(What the task asks):
Repeat the data in full. Drop every picture.

-- Data shown follows --

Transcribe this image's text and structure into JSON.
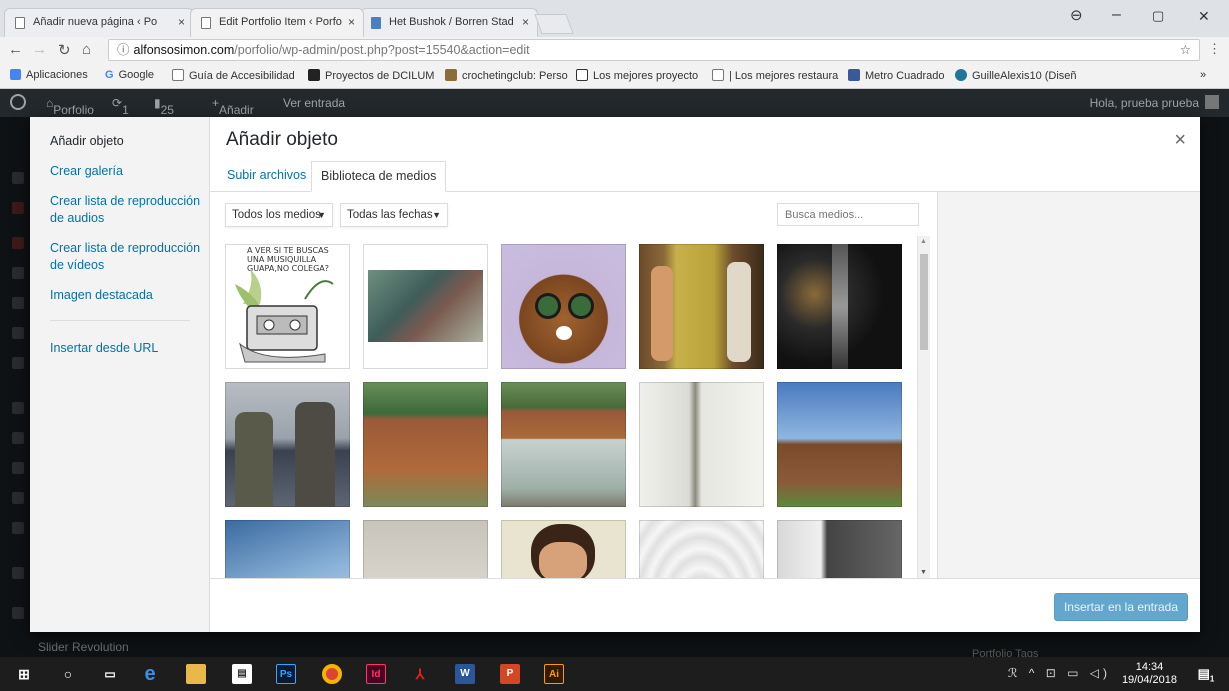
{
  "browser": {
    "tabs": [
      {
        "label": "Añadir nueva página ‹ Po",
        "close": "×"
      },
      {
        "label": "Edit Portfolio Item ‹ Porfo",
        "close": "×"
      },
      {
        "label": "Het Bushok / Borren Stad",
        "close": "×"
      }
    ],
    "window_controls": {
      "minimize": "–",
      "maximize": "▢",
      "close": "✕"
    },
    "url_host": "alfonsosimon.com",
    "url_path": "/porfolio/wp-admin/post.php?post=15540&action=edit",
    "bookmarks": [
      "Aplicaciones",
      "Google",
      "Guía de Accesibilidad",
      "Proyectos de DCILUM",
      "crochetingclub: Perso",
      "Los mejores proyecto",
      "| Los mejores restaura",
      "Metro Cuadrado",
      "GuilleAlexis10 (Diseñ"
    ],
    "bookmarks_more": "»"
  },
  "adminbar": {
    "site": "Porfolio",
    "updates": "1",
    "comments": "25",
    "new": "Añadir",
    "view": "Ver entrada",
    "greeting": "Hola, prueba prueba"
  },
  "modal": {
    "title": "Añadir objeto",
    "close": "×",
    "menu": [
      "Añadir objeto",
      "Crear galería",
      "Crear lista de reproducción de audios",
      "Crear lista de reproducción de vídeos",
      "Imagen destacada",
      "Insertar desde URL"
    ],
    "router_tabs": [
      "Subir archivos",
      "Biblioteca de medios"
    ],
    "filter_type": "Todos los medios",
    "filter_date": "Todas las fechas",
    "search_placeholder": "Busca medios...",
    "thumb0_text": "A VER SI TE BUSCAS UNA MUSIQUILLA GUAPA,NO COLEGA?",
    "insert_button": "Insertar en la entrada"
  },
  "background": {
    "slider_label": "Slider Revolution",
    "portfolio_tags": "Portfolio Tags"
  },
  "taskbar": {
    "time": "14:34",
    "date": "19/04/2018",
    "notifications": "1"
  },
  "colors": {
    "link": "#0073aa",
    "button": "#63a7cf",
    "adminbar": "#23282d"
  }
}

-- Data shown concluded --

(Written response):
Transcribe this image's text and structure into JSON.
{
  "browser": {
    "tabs": [
      {
        "label": "Añadir nueva página ‹ Po",
        "close": "×"
      },
      {
        "label": "Edit Portfolio Item ‹ Porfo",
        "close": "×"
      },
      {
        "label": "Het Bushok / Borren Stad",
        "close": "×"
      }
    ],
    "window_controls": {
      "minimize": "–",
      "maximize": "▢",
      "close": "✕"
    },
    "url_host": "alfonsosimon.com",
    "url_path": "/porfolio/wp-admin/post.php?post=15540&action=edit",
    "bookmarks": [
      "Aplicaciones",
      "Google",
      "Guía de Accesibilidad",
      "Proyectos de DCILUM",
      "crochetingclub: Perso",
      "Los mejores proyecto",
      "| Los mejores restaura",
      "Metro Cuadrado",
      "GuilleAlexis10 (Diseñ"
    ],
    "bookmarks_more": "»"
  },
  "adminbar": {
    "site": "Porfolio",
    "updates": "1",
    "comments": "25",
    "new": "Añadir",
    "view": "Ver entrada",
    "greeting": "Hola, prueba prueba"
  },
  "modal": {
    "title": "Añadir objeto",
    "close": "×",
    "menu": [
      "Añadir objeto",
      "Crear galería",
      "Crear lista de reproducción de audios",
      "Crear lista de reproducción de vídeos",
      "Imagen destacada",
      "Insertar desde URL"
    ],
    "router_tabs": [
      "Subir archivos",
      "Biblioteca de medios"
    ],
    "filter_type": "Todos los medios",
    "filter_date": "Todas las fechas",
    "search_placeholder": "Busca medios...",
    "thumb0_text": "A VER SI TE BUSCAS UNA MUSIQUILLA GUAPA,NO COLEGA?",
    "insert_button": "Insertar en la entrada"
  },
  "background": {
    "slider_label": "Slider Revolution",
    "portfolio_tags": "Portfolio Tags"
  },
  "taskbar": {
    "time": "14:34",
    "date": "19/04/2018",
    "notifications": "1"
  },
  "colors": {
    "link": "#0073aa",
    "button": "#63a7cf",
    "adminbar": "#23282d"
  }
}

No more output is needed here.